[Stored entries]
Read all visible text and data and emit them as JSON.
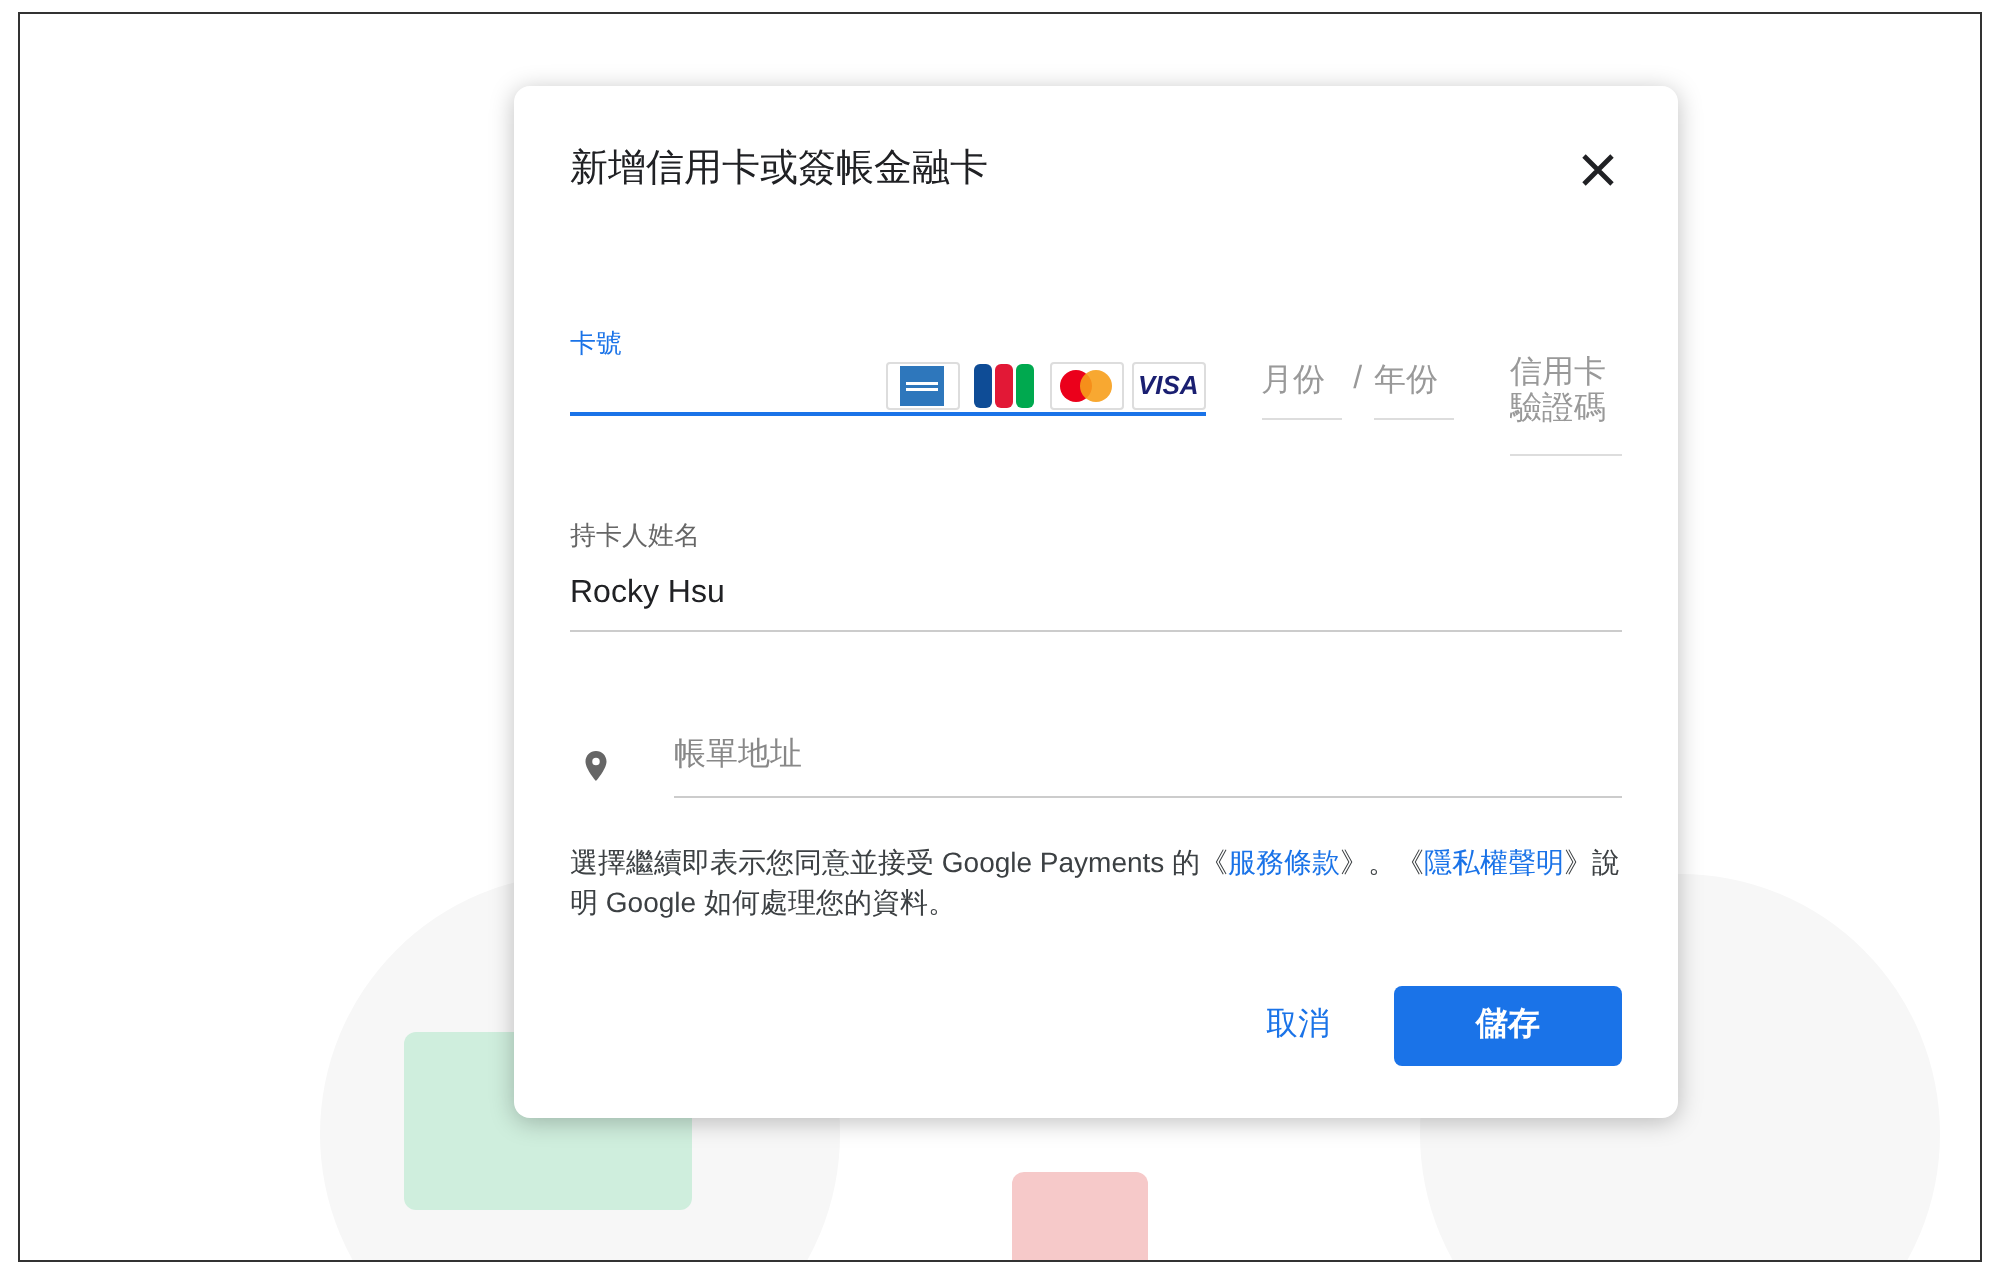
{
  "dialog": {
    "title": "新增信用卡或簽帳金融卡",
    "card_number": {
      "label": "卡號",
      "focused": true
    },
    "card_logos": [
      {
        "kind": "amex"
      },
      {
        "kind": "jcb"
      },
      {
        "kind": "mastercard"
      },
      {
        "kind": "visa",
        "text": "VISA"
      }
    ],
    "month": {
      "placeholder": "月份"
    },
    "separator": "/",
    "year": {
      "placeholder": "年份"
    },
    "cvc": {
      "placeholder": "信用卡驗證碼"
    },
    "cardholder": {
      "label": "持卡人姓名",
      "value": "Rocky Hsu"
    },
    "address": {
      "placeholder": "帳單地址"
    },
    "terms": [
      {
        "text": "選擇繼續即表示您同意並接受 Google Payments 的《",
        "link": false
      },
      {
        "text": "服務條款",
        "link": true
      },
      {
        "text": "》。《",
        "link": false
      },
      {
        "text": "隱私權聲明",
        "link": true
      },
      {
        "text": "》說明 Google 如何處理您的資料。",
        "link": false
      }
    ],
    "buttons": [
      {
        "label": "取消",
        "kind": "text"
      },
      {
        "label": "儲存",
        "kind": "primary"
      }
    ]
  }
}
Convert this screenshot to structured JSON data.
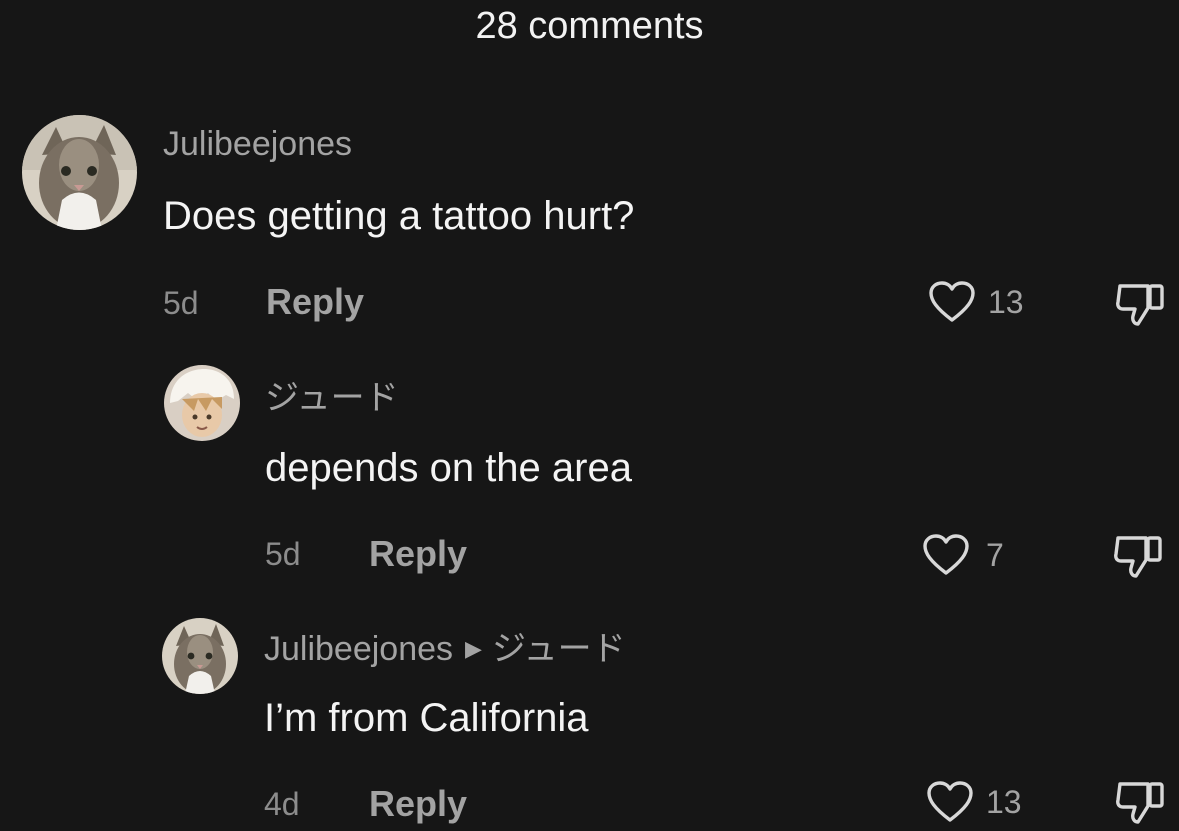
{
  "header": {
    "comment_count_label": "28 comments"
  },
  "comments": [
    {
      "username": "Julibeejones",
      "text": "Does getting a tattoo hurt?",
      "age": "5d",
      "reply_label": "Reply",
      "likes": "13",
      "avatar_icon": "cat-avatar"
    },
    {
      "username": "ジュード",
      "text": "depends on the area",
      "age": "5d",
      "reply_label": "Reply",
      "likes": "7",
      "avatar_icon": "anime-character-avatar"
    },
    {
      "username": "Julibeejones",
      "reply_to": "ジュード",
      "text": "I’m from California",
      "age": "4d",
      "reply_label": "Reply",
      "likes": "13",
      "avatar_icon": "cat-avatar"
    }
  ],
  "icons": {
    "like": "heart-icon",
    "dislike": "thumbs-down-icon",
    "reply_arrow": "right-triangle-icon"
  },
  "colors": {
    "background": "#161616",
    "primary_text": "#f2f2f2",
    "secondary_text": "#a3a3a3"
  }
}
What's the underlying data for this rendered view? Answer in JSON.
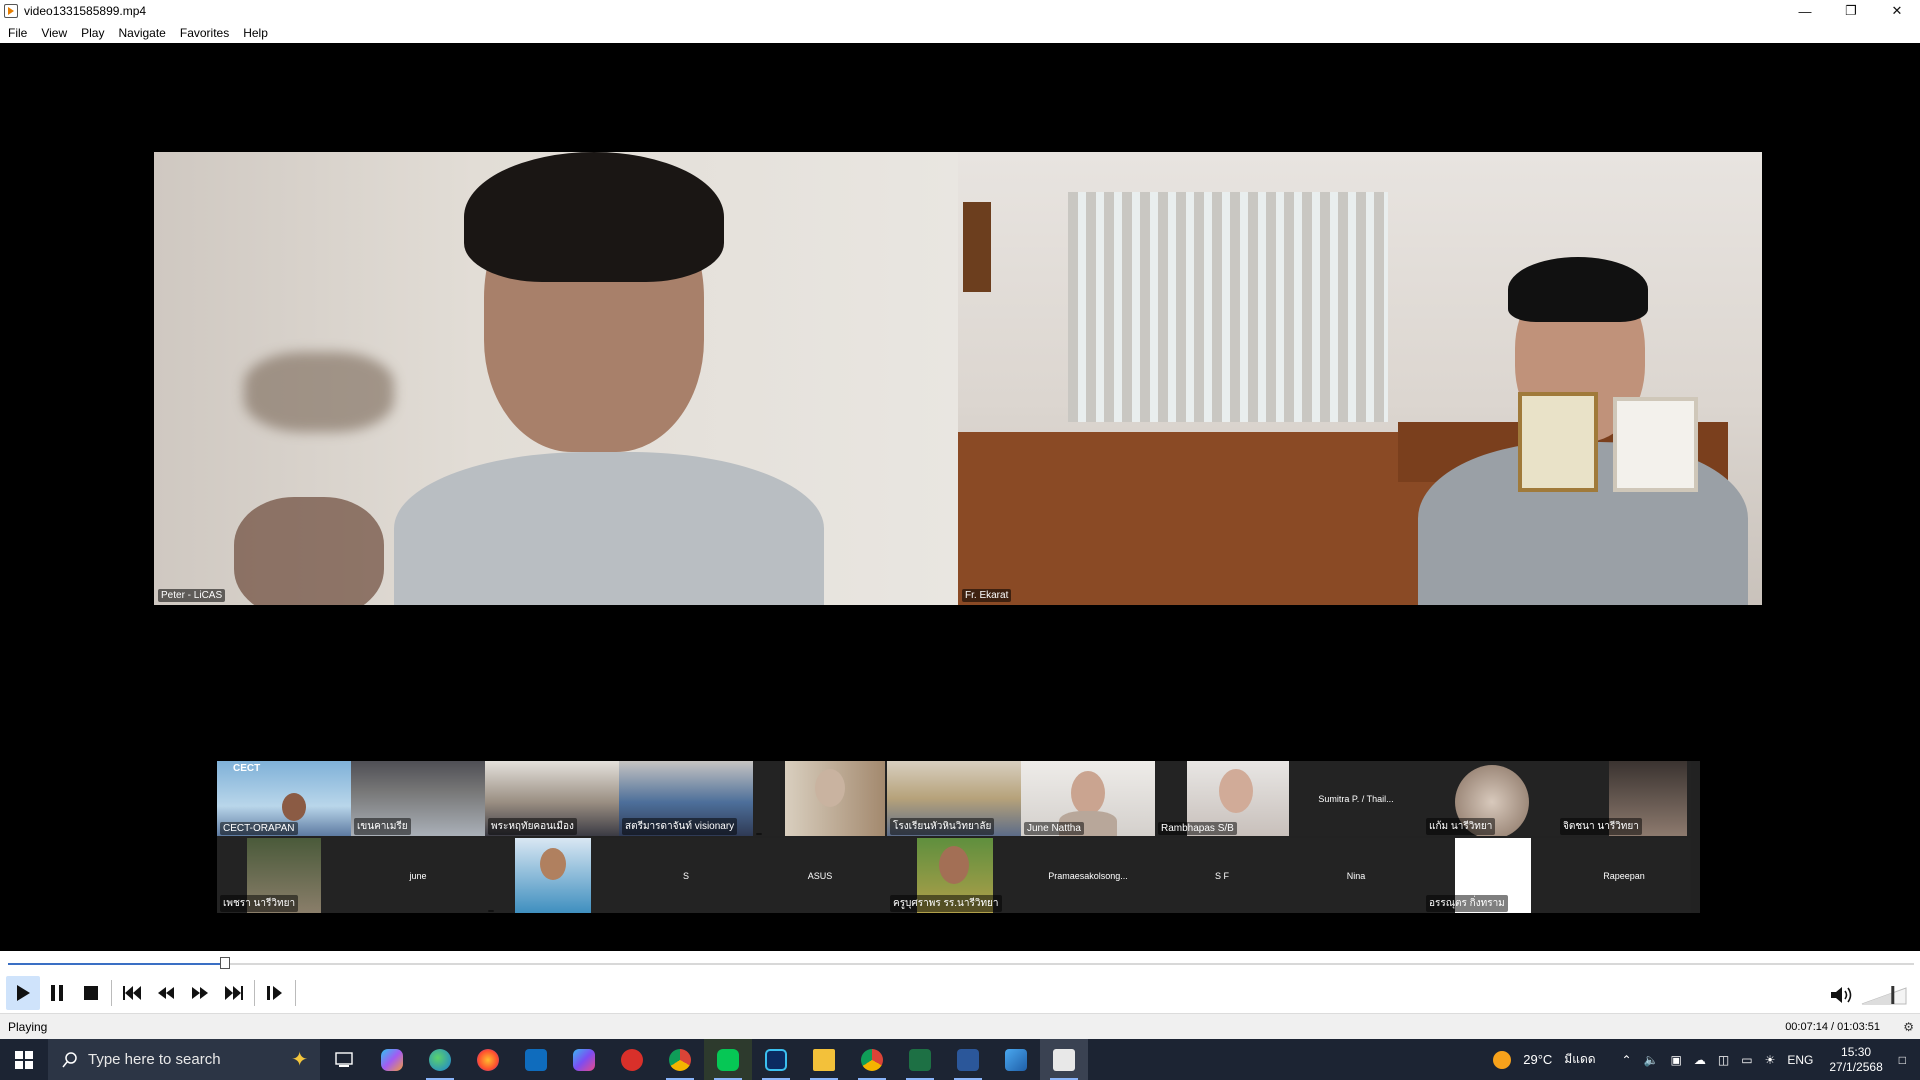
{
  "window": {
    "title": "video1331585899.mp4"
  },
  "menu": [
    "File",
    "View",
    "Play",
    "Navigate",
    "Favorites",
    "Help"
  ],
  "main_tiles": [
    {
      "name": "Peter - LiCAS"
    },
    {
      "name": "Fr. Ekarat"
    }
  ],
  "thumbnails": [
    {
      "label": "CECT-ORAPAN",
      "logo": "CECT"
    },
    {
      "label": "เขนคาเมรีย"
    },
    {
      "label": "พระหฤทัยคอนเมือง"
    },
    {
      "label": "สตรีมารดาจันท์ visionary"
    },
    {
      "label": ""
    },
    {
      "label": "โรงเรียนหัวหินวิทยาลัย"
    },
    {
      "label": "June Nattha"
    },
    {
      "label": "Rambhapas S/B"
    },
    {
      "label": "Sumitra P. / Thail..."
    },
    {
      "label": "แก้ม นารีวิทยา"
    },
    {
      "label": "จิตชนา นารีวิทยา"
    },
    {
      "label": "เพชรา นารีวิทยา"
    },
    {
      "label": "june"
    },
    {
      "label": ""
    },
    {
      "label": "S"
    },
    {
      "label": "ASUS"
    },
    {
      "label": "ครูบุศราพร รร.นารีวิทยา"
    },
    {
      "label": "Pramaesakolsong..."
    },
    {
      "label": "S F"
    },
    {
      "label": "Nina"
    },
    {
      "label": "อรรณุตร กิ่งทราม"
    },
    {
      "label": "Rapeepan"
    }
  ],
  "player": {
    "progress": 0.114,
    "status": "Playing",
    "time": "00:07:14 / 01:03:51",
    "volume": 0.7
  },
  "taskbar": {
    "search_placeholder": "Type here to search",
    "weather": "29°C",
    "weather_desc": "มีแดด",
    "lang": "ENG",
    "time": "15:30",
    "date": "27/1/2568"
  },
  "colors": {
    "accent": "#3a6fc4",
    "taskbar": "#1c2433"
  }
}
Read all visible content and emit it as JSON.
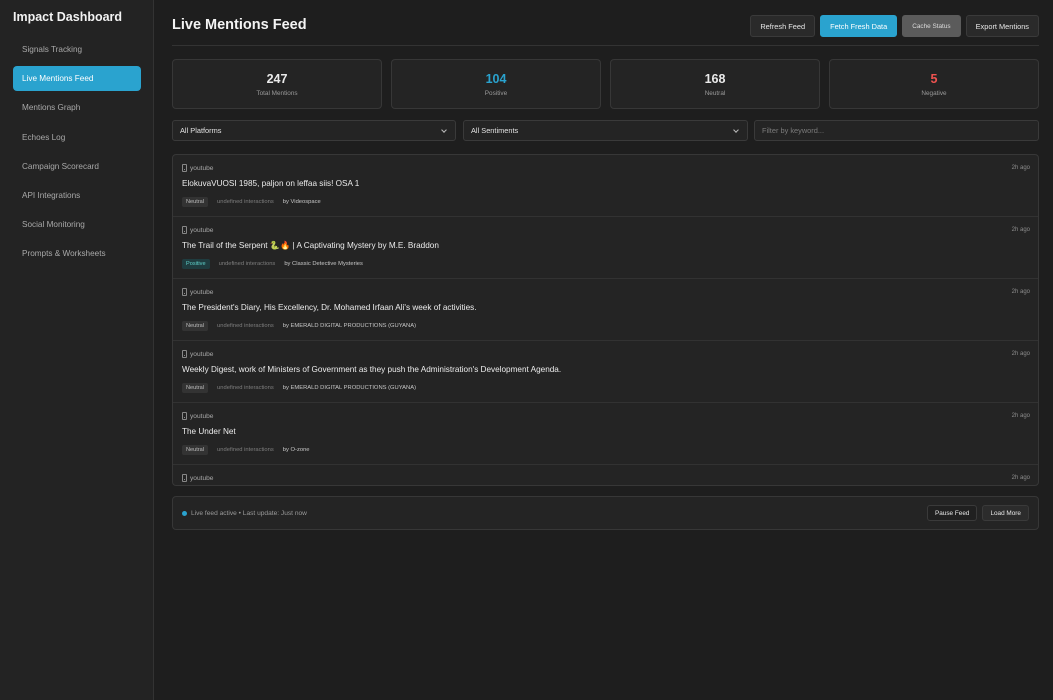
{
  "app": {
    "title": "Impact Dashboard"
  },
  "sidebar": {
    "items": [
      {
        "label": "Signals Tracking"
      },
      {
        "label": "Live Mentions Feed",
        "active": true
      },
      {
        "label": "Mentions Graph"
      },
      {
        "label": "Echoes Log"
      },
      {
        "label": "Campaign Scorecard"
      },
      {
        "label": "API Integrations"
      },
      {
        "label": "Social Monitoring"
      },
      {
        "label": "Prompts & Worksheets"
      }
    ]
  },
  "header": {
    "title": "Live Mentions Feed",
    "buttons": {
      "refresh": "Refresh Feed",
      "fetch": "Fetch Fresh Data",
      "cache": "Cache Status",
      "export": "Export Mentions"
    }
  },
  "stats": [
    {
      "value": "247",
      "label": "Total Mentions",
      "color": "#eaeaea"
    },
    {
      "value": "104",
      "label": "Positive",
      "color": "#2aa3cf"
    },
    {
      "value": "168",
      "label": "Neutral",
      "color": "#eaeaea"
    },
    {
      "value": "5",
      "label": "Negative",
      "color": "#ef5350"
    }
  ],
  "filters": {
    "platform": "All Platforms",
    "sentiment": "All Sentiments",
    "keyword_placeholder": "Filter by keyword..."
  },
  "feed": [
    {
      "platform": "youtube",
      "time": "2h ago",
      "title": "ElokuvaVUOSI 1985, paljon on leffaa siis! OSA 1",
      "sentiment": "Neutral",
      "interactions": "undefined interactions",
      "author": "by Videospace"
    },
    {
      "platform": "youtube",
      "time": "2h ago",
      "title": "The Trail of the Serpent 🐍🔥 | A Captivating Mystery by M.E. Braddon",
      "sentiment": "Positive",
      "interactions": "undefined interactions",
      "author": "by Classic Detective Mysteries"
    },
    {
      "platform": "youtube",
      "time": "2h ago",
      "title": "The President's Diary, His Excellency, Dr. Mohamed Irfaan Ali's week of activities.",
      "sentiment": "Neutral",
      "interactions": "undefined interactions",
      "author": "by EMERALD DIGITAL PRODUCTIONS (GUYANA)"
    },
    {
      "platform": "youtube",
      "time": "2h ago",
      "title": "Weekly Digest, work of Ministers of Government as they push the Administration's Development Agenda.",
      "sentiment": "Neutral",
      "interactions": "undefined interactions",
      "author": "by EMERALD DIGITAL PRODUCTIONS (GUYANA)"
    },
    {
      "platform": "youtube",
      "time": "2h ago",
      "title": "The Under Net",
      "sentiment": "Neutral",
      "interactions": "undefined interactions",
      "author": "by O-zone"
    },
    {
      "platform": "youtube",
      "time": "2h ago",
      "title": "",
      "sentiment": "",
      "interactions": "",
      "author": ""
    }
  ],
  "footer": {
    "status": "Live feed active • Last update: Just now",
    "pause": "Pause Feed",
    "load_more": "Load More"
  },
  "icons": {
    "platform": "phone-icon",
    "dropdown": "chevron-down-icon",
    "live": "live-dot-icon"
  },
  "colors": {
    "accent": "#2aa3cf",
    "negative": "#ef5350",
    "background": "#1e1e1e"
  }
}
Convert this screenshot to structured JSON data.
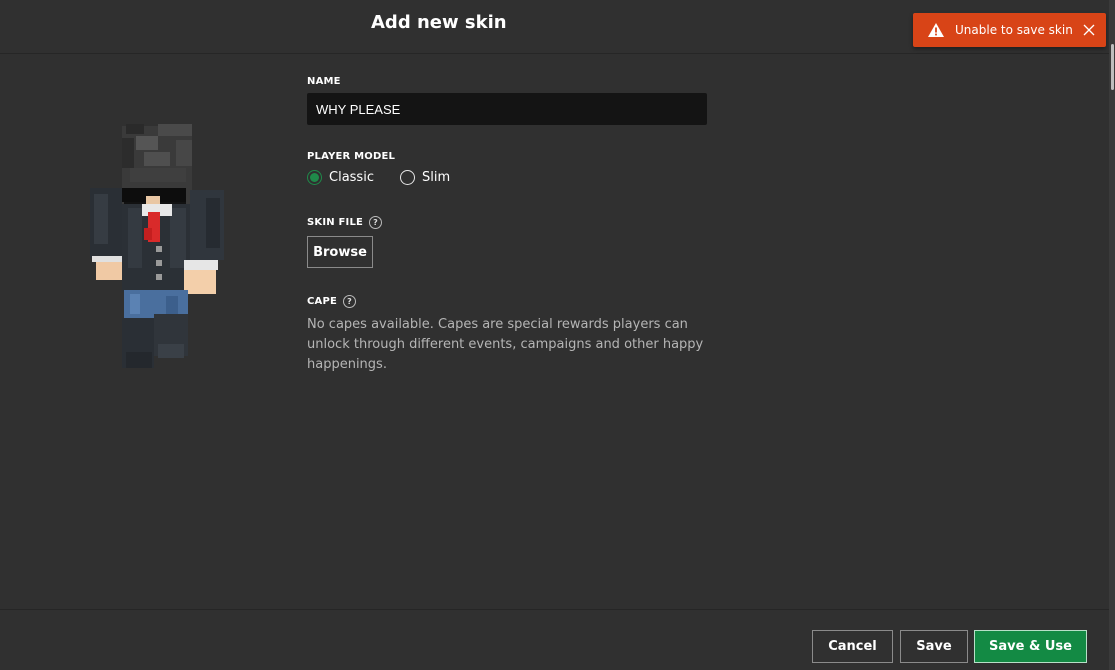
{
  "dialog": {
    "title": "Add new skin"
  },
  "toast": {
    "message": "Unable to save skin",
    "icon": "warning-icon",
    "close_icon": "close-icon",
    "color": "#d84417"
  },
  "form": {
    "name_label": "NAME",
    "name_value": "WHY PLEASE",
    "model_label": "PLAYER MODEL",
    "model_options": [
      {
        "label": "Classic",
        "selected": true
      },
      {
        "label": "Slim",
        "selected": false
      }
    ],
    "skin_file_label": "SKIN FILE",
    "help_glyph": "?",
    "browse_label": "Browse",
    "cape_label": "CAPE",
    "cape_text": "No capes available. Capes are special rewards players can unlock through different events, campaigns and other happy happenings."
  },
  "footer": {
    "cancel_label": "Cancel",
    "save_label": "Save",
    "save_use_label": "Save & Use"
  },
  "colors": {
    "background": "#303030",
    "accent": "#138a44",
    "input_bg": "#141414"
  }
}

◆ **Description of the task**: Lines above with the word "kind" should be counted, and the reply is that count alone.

◆ **Solved problem**: 6